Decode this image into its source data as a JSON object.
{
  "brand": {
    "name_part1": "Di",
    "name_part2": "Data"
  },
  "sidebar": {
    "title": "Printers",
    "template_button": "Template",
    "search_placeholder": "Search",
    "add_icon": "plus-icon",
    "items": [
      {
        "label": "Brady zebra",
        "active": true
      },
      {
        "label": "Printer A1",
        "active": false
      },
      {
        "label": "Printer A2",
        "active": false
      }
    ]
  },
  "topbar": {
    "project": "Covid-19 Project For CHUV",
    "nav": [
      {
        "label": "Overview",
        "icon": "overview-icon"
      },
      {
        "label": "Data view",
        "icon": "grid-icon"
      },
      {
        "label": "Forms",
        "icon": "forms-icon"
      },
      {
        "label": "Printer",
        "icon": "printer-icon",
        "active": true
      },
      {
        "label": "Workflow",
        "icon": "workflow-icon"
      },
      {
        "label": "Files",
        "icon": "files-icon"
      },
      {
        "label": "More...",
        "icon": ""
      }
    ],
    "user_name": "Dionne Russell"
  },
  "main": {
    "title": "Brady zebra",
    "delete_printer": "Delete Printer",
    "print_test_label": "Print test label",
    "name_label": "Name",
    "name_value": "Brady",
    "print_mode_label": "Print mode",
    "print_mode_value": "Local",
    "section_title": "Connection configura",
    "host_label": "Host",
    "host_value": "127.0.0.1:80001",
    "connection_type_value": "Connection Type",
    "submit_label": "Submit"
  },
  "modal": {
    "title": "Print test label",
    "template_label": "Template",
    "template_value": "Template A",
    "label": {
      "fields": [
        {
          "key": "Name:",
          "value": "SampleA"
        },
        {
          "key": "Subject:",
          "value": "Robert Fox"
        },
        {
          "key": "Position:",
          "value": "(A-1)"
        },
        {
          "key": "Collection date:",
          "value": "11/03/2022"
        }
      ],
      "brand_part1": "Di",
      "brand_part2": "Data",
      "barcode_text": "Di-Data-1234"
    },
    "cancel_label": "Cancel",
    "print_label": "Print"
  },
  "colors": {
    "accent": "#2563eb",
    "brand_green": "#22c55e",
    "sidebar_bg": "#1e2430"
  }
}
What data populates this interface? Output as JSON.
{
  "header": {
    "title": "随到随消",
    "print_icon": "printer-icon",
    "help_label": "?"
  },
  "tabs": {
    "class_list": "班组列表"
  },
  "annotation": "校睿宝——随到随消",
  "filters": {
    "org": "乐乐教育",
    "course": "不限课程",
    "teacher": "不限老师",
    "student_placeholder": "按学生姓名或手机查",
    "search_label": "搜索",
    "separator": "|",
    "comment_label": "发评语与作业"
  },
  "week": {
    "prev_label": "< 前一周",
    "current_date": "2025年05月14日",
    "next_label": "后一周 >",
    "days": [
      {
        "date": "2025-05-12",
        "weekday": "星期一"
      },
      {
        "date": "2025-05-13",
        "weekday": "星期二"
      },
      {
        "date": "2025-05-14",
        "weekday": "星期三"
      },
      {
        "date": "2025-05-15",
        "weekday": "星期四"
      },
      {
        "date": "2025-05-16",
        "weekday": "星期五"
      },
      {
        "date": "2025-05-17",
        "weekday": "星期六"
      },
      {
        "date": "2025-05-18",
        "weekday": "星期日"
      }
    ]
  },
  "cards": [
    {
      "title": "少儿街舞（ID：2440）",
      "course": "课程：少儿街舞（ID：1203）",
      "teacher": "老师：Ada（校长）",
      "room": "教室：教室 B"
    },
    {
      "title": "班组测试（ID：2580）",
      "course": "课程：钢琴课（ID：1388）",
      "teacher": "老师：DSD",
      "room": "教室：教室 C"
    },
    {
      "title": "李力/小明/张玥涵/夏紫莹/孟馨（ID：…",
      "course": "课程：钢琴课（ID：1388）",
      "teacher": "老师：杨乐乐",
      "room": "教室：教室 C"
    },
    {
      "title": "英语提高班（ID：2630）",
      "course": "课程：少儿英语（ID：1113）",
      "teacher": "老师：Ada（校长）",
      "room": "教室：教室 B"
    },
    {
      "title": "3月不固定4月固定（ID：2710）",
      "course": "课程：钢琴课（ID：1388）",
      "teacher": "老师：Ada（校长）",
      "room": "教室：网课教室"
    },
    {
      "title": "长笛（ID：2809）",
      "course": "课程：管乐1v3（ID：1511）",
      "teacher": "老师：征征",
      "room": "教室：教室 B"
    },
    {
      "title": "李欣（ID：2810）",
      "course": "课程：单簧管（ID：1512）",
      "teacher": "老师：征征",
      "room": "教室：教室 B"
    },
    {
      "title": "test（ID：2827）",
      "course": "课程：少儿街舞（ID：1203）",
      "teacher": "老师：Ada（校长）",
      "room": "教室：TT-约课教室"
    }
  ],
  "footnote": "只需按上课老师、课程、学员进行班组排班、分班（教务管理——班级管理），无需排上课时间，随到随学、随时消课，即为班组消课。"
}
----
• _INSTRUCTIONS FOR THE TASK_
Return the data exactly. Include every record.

• _RESULT OF THE TASK_
Decode this image into its source data as a JSON object.
{
  "brand": {
    "name_part1": "Di",
    "name_part2": "Data"
  },
  "sidebar": {
    "title": "Printers",
    "template_button": "Template",
    "search_placeholder": "Search",
    "add_icon": "plus-icon",
    "items": [
      {
        "label": "Brady zebra",
        "active": true
      },
      {
        "label": "Printer A1",
        "active": false
      },
      {
        "label": "Printer A2",
        "active": false
      }
    ]
  },
  "topbar": {
    "project": "Covid-19 Project For CHUV",
    "nav": [
      {
        "label": "Overview",
        "icon": "overview-icon"
      },
      {
        "label": "Data view",
        "icon": "grid-icon"
      },
      {
        "label": "Forms",
        "icon": "forms-icon"
      },
      {
        "label": "Printer",
        "icon": "printer-icon",
        "active": true
      },
      {
        "label": "Workflow",
        "icon": "workflow-icon"
      },
      {
        "label": "Files",
        "icon": "files-icon"
      },
      {
        "label": "More...",
        "icon": ""
      }
    ],
    "user_name": "Dionne Russell"
  },
  "main": {
    "title": "Brady zebra",
    "delete_printer": "Delete Printer",
    "print_test_label": "Print test label",
    "name_label": "Name",
    "name_value": "Brady",
    "print_mode_label": "Print mode",
    "print_mode_value": "Local",
    "section_title": "Connection configura",
    "host_label": "Host",
    "host_value": "127.0.0.1:80001",
    "connection_type_value": "Connection Type",
    "submit_label": "Submit"
  },
  "modal": {
    "title": "Print test label",
    "template_label": "Template",
    "template_value": "Template A",
    "label": {
      "fields": [
        {
          "key": "Name:",
          "value": "SampleA"
        },
        {
          "key": "Subject:",
          "value": "Robert Fox"
        },
        {
          "key": "Position:",
          "value": "(A-1)"
        },
        {
          "key": "Collection date:",
          "value": "11/03/2022"
        }
      ],
      "brand_part1": "Di",
      "brand_part2": "Data",
      "barcode_text": "Di-Data-1234"
    },
    "cancel_label": "Cancel",
    "print_label": "Print"
  },
  "colors": {
    "accent": "#2563eb",
    "brand_green": "#22c55e",
    "sidebar_bg": "#1e2430"
  }
}
What data populates this interface? Output as JSON.
{
  "header": {
    "title": "随到随消",
    "print_icon": "printer-icon",
    "help_label": "?"
  },
  "tabs": {
    "class_list": "班组列表"
  },
  "annotation": "校睿宝——随到随消",
  "filters": {
    "org": "乐乐教育",
    "course": "不限课程",
    "teacher": "不限老师",
    "student_placeholder": "按学生姓名或手机查",
    "search_label": "搜索",
    "separator": "|",
    "comment_label": "发评语与作业"
  },
  "week": {
    "prev_label": "< 前一周",
    "current_date": "2025年05月14日",
    "next_label": "后一周 >",
    "days": [
      {
        "date": "2025-05-12",
        "weekday": "星期一"
      },
      {
        "date": "2025-05-13",
        "weekday": "星期二"
      },
      {
        "date": "2025-05-14",
        "weekday": "星期三"
      },
      {
        "date": "2025-05-15",
        "weekday": "星期四"
      },
      {
        "date": "2025-05-16",
        "weekday": "星期五"
      },
      {
        "date": "2025-05-17",
        "weekday": "星期六"
      },
      {
        "date": "2025-05-18",
        "weekday": "星期日"
      }
    ]
  },
  "cards": [
    {
      "title": "少儿街舞（ID：2440）",
      "course": "课程：少儿街舞（ID：1203）",
      "teacher": "老师：Ada（校长）",
      "room": "教室：教室 B"
    },
    {
      "title": "班组测试（ID：2580）",
      "course": "课程：钢琴课（ID：1388）",
      "teacher": "老师：DSD",
      "room": "教室：教室 C"
    },
    {
      "title": "李力/小明/张玥涵/夏紫莹/孟馨（ID：…",
      "course": "课程：钢琴课（ID：1388）",
      "teacher": "老师：杨乐乐",
      "room": "教室：教室 C"
    },
    {
      "title": "英语提高班（ID：2630）",
      "course": "课程：少儿英语（ID：1113）",
      "teacher": "老师：Ada（校长）",
      "room": "教室：教室 B"
    },
    {
      "title": "3月不固定4月固定（ID：2710）",
      "course": "课程：钢琴课（ID：1388）",
      "teacher": "老师：Ada（校长）",
      "room": "教室：网课教室"
    },
    {
      "title": "长笛（ID：2809）",
      "course": "课程：管乐1v3（ID：1511）",
      "teacher": "老师：征征",
      "room": "教室：教室 B"
    },
    {
      "title": "李欣（ID：2810）",
      "course": "课程：单簧管（ID：1512）",
      "teacher": "老师：征征",
      "room": "教室：教室 B"
    },
    {
      "title": "test（ID：2827）",
      "course": "课程：少儿街舞（ID：1203）",
      "teacher": "老师：Ada（校长）",
      "room": "教室：TT-约课教室"
    }
  ],
  "footnote": "只需按上课老师、课程、学员进行班组排班、分班（教务管理——班级管理），无需排上课时间，随到随学、随时消课，即为班组消课。"
}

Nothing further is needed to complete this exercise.